There’s a great story today in the Ottawa Citizen about a local man who didn’t let a life-altering accident keep him down. He accepted the cards he had been dealt and turned them into a winning hand. It seems he’s writing a book, which sounds like it would be quite the inspiration, no matter your particular circumstances.
This short clip features interviews with Canadians about assisted suicide. Unfortunately, no one presents any reason to oppose it, but what’s particularly interesting is how the third person arrives at a perfectly logical conclusion based on society’s premises. Indeed, we don’t give preborn children a choice when we end their lives, so what is there to stop consenting adults from ending their own? (Though of course in practice the sick would feel coerced into ‘choosing’ euthanasia because they don’t want to be a burden and disabled children would be candidates for euthanasia because adults deem their life, the only one they have, not worth living by an able-bodied person’s standards.) And really, why do we have suicide prevention programs and hotlines when it all boils down to an individual deciding whether his or her life is bearable? This is not to be provocative – it’s a natural extension “if that’s the logic,” as the young man in the video says.
Many people genuinely believe that being compassionate requires supporting abortion and euthanasia, even when they feel in their heart of hearts that it’s wrong. Active compassion, however, means staying by a friend or family member’s side even when their life takes an unexpected turn, for however long that might take. Isn’t it worth considering that we might not know when the best time for death is? For instance, there are many cases of people on their deathbed who hold on until a family member arrives to say goodbye. Moreover, isn’t it strange that it’s at this time in history, when medicine advances at incredible speed and we can do more than ever to manage pain, that there’s this desire to have death on demand available? The idea that there could be value in suffering and sacrifice, that there are some things that we can’t choose and plan, has become so completely foreign to our society that the general sentiment is that they are to be avoided at all costs, up to and including death. Life is already short, so let’s get out there and respond by educating people with life-affirming logic!
Like the Euthanasia Prevention Coalition on Facebook or follow Alex Schadenberg’s blog to learn more and keep up to date. We should all be able to give an articulate defense of life!

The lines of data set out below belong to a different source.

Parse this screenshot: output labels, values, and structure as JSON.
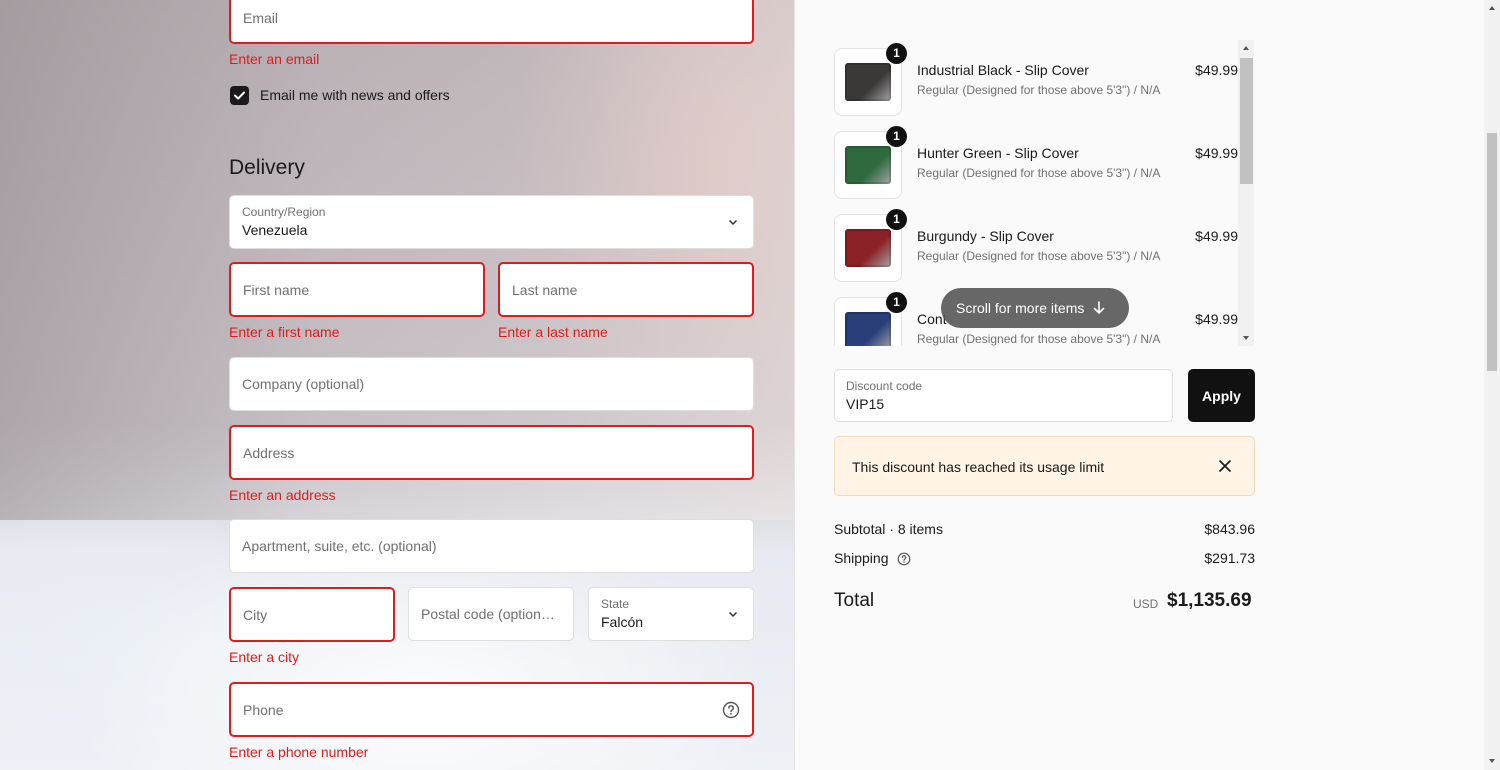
{
  "contact": {
    "email_placeholder": "Email",
    "email_error": "Enter an email",
    "newsletter_label": "Email me with news and offers",
    "newsletter_checked": true
  },
  "delivery": {
    "title": "Delivery",
    "country_label": "Country/Region",
    "country_value": "Venezuela",
    "first_name_placeholder": "First name",
    "first_name_error": "Enter a first name",
    "last_name_placeholder": "Last name",
    "last_name_error": "Enter a last name",
    "company_placeholder": "Company (optional)",
    "address_placeholder": "Address",
    "address_error": "Enter an address",
    "apartment_placeholder": "Apartment, suite, etc. (optional)",
    "city_placeholder": "City",
    "city_error": "Enter a city",
    "postal_placeholder": "Postal code (option…",
    "state_label": "State",
    "state_value": "Falcón",
    "phone_placeholder": "Phone",
    "phone_error": "Enter a phone number"
  },
  "cart": {
    "items": [
      {
        "name": "Industrial Black - Slip Cover",
        "variant": "Regular (Designed for those above 5'3\") / N/A",
        "price": "$49.99",
        "qty": "1",
        "color": "#3b3838"
      },
      {
        "name": "Hunter Green - Slip Cover",
        "variant": "Regular (Designed for those above 5'3\") / N/A",
        "price": "$49.99",
        "qty": "1",
        "color": "#2f6a3f"
      },
      {
        "name": "Burgundy - Slip Cover",
        "variant": "Regular (Designed for those above 5'3\") / N/A",
        "price": "$49.99",
        "qty": "1",
        "color": "#8b2227"
      },
      {
        "name": "Cont",
        "variant": "Regular (Designed for those above 5'3\") / N/A",
        "price": "$49.99",
        "qty": "1",
        "color": "#2a3f7a"
      }
    ],
    "scroll_hint": "Scroll for more items",
    "discount_label": "Discount code",
    "discount_value": "VIP15",
    "apply_label": "Apply",
    "notice": "This discount has reached its usage limit"
  },
  "summary": {
    "subtotal_label": "Subtotal · 8 items",
    "subtotal_value": "$843.96",
    "shipping_label": "Shipping",
    "shipping_value": "$291.73",
    "total_label": "Total",
    "currency": "USD",
    "total_value": "$1,135.69"
  },
  "colors": {
    "error": "#dd1d1d",
    "primary_button": "#111111",
    "notice_bg": "#fff4e6"
  }
}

A few links for you today featuring parents who accepted an unexpected diagnosis and experienced unforeseen love and joy.
There are two videos with fathers talking about their child who has a disability. This father is a well-liked and respected teacher who he shares his story about his son with his students every year.
If you didn’t see this one last fall about a perfectionist dad who is transformed by his daughter with Down Syndrome, it is absolutely worth watching. As a comment below the video says, it should be required viewing for all parents told they are expecting a child with Down Syndrome.
This week, a story that speaks to the power of ultrasounds was published about a young couple glad to have been able to hold their baby in their arms:
The couple were offered the chance to terminate the baby at 24-weeks.
But despite his poor prognosis, being able to watch her son in real time 3D scans during the screening tests, Miss Rowe said she was astonished to see him smiling, blowing bubbles, kicking and waving his arms.
She said: ‘Despite all the awful things I was being told, while he was inside me his quality of life looked to be wonderful and no different to any other baby’s, he was a joy to watch.
‘I was told he would never walk or talk yet the scans showed him constantly wriggling and moving.
‘As I watched I knew that while I was carrying him he still had a quality of life and it was my duty as a mother to protect that no matter how long he had left, he deserved to live.
Finally, what a great idea! Changing the Face of Beauty promotes using individuals with disabilities in advertising. The pictures are fantastic, and it’s about time our definition of beauty became more inclusive.